I am hoping that in 2022 I will get to complete this long-term goal of swimming across the English Channel. I’ve booked and registered for the event, so hopefully everything else lines up and I’ll be able to get across to the UK. Fingers crossed that the weather conditions are perfect and I’ll be able to take this massive accomplishment off my bucket list.
Other than this, I have a list of epic open water swims all around the world I’d love to have a crack at with some amazing scenery. These include places like Finland, Greece, Mexico, Morocco, Egypt, New Zealand, Hawaii and more.”
What are your hobbies outside of the pool?
Cullinane – “When I’m not swimming, I’m usually working or studying. I’m currently employed as a swim coach and I teach all ages, from infants at six-months-old up to adults.
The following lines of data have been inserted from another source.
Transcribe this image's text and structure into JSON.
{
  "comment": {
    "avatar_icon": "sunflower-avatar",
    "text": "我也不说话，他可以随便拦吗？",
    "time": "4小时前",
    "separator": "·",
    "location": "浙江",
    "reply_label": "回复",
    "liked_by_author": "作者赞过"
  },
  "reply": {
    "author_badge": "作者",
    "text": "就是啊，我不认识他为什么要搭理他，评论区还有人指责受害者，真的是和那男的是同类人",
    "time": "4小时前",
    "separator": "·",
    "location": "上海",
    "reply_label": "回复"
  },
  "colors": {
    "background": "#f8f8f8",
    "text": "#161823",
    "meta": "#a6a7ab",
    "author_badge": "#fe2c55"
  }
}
I really enjoy passing on my knowledge to anyone having a go at swimming and love what I do. Currently I teach swimming out of Kwinana and Aqua Jetty near Rockingham.
I’m also studying Criminology and Forensics Biology and Toxicology at Murdoch. Criminology really excited me because I enjoy finding the reasoning and understanding of why and how crimes are committed, along with the science used to come to that conclusion. I’ve just finished my first year and I’m loving it. I can’t wait to get into the field.
I’ve also recently gotten into scuba-diving. I’ve started diving with my cousin and exploring the Swan River and the ocean, often at night which is exhilarating and a good way to get the adrenaline going! It’s amazing to see such a different perspective of the ocean in comparison to when I’m racing.
Hopefully I’ll also be able to travel soon, there are so many places I would love to visit and there are numerous open water swimming events throughout exotic areas of the world.”
How do you prepare for your competitions?
Cullinane – “To prepare for my races, I usually have a big carb-filled dinner the night before. Usually something like a big bowl of pasta. When we go to nationals, it is crucial that we all eat garlic bread with dinner every night as well!
Often when I’m feeling nervous, I’ll put on a good action film, or I’ll watch the open water swimming episode of Off the Blocks. This is a US documentary style YouTube channel, created by Swimming USA.
They interview different swimmers from the US and they talk about their experiences and what they’re focusing on. The open water swimming episode interviews stars Hayley Anderson and Jordan Wilimovsky. Everything they say has been really inspiring to me and I was lucky enough to meet Hayley at the 2020 Australian Open Water Championships in Adelaide.”
What advice would you give other open water swimmers?
Cullinane – “Some advice for anyone who is looking at going into open water swimming or is trying to, I would say give it your best shot. Don’t be afraid of giving it a go.
I’ve seen so many swimmers decide not to do open water swimming because they think it would be too hard, too long or they just don’t want to swim in the ocean. Yes, sometimes the ocean can be unpredictable and uncontrollable, but that’s what makes it so much more fun!
You can use the weather to your advantage. So many elements are at play that require more than one race plan and you have to adapt to what the day brings.
Finding a good supportive network of other swimmers within training or racing is also beneficial. They don’t have to be in your club, it’s more just having people to see and chat to before and after events and anyone who can potentially help you out with your swim.
Another tip I recommend is when you start doing 7.5 km and up in open water events, make sure you test and perfect your feeds before your first race. There’s nothing worse than trying to feed on race day and it’s just not working or settling in your stomach. Test out what feeds or liquids work best for you in training then implement those on race day.”